By MATTHEW LEE
JUBA, South Sudan (AP) – U.S. Secretary of State Hillary Rodham Clinton is visiting the world’s newest country, South Sudan, to press its leaders and their counterparts in the north to resolve festering differences that threaten to re-ignite civil war.
Clinton arrived Friday in South Sudan‘s capital of Juba for a brief visit to congratulate the nascent nation on its anniversary and offer U.S. support, but, more importantly, to stress the urgency of ending disputes with Sudan over oil and territory. Those disputes have led to clashes between the two countries which many fear could crater the 2005 peace deal that ended what was then Africa‘s longest-running civil war.
The two sides had faced a Thursday U.N. Security Council deadline to reach agreement on the issues or face possible sanctions, but the council deferred action until at least Wednesday.
A senior U.S. official, speaking on condition of anonymity because he wasn’t authorized to discuss the matter publicly, said Clinton would express concern about a “lack of movement” in resolving the situation but also reaffirm America’s strong support for South Sudan.
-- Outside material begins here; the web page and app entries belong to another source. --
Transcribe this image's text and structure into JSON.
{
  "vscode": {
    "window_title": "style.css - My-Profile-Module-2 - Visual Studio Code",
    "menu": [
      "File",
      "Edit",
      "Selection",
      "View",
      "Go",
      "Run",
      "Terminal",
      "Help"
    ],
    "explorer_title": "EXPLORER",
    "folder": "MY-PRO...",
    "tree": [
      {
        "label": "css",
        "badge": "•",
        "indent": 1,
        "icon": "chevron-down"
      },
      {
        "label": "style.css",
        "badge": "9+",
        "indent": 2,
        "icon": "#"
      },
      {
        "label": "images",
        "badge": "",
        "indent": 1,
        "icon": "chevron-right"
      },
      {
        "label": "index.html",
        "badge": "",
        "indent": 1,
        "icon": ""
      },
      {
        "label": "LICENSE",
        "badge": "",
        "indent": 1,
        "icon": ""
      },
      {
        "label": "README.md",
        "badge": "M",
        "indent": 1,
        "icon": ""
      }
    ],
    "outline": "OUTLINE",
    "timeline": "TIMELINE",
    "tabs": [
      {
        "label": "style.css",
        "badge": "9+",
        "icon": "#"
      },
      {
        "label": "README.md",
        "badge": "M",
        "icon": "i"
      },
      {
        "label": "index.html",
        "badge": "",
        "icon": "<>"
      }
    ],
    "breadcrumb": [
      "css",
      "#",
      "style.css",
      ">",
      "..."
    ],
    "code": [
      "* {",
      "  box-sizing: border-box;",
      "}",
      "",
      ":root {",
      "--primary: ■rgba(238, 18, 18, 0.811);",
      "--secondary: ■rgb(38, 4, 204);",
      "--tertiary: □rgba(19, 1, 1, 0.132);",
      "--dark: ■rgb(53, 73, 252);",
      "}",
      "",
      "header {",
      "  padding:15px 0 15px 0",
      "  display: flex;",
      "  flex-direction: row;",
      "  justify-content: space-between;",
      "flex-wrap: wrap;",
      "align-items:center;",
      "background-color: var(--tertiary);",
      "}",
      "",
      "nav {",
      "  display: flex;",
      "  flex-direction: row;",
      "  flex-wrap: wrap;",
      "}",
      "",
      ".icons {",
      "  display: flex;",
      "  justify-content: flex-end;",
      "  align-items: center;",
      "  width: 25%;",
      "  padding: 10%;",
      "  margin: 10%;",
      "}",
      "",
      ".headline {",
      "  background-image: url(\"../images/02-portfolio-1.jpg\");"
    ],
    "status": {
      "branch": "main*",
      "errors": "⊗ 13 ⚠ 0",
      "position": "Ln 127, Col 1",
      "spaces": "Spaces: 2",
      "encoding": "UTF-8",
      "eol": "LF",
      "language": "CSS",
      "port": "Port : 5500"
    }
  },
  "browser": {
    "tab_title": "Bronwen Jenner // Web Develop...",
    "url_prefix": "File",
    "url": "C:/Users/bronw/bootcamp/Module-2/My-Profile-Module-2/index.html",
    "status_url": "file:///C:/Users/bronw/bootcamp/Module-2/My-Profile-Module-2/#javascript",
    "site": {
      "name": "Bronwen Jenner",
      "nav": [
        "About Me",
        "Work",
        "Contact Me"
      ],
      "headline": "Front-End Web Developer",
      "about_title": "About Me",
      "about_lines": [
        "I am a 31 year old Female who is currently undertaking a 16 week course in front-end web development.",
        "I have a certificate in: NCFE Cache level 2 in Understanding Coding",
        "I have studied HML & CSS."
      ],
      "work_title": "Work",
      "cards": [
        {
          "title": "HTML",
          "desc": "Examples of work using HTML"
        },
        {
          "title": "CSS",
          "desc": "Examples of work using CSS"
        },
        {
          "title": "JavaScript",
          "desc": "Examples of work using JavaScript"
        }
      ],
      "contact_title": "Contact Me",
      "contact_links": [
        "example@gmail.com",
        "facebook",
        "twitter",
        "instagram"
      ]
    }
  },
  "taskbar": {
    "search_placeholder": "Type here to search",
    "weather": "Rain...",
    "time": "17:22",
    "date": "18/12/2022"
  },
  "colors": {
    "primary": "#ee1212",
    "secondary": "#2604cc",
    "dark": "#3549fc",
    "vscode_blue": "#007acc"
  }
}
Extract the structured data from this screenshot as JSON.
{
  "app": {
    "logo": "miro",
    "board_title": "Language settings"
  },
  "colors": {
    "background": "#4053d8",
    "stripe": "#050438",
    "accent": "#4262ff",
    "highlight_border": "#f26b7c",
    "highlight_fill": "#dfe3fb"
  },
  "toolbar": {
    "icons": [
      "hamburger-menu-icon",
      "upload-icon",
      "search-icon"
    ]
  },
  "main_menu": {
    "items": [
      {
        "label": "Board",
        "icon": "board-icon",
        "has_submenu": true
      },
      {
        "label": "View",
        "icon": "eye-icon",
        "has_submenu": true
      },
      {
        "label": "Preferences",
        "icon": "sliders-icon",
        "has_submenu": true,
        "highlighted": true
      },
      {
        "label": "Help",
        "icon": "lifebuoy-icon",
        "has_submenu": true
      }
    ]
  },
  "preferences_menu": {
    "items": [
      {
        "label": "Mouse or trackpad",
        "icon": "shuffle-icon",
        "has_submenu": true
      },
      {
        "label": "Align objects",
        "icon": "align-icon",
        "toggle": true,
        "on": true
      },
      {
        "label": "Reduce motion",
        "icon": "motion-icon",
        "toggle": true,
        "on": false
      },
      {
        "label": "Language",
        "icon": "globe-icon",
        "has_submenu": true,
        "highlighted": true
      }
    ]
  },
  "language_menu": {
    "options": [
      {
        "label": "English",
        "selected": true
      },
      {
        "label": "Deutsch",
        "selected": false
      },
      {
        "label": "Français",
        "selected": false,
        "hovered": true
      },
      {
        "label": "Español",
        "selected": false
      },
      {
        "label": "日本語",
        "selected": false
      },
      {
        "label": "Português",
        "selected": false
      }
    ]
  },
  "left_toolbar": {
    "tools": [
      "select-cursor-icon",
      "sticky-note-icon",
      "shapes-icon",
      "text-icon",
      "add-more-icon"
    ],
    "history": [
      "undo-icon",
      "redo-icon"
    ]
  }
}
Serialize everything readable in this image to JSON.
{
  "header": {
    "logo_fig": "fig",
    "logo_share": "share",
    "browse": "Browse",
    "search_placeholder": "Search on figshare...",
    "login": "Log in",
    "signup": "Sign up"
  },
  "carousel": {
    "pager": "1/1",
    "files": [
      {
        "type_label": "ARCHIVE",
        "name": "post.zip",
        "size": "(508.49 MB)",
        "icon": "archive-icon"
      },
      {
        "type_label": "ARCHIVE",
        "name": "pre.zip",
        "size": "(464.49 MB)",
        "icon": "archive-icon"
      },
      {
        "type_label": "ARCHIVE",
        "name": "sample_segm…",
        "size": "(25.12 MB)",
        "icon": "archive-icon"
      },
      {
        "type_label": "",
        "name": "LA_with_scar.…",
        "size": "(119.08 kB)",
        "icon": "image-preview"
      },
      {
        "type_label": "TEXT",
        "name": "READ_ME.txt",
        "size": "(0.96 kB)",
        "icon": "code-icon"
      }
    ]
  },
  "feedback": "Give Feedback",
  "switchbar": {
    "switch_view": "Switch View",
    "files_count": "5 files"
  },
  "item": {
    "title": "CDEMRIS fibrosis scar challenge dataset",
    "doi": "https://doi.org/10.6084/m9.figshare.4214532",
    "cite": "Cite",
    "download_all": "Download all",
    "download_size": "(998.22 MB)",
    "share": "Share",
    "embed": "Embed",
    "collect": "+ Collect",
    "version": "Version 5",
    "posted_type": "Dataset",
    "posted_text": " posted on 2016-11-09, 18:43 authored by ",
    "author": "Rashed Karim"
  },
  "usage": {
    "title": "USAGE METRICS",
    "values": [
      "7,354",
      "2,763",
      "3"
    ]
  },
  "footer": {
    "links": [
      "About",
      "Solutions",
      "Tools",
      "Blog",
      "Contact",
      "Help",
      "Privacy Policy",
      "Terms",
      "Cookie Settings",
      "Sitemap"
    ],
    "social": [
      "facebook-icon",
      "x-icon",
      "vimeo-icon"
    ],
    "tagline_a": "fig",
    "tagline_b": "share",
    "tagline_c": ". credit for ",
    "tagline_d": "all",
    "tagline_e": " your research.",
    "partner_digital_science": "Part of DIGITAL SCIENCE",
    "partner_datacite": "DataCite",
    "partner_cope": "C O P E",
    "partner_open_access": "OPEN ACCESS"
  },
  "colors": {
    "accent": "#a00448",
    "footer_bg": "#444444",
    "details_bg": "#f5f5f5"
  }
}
The U.S. was instrumental in helping to negotiate the 2005 peace agreement, and the official said Washington is “heavily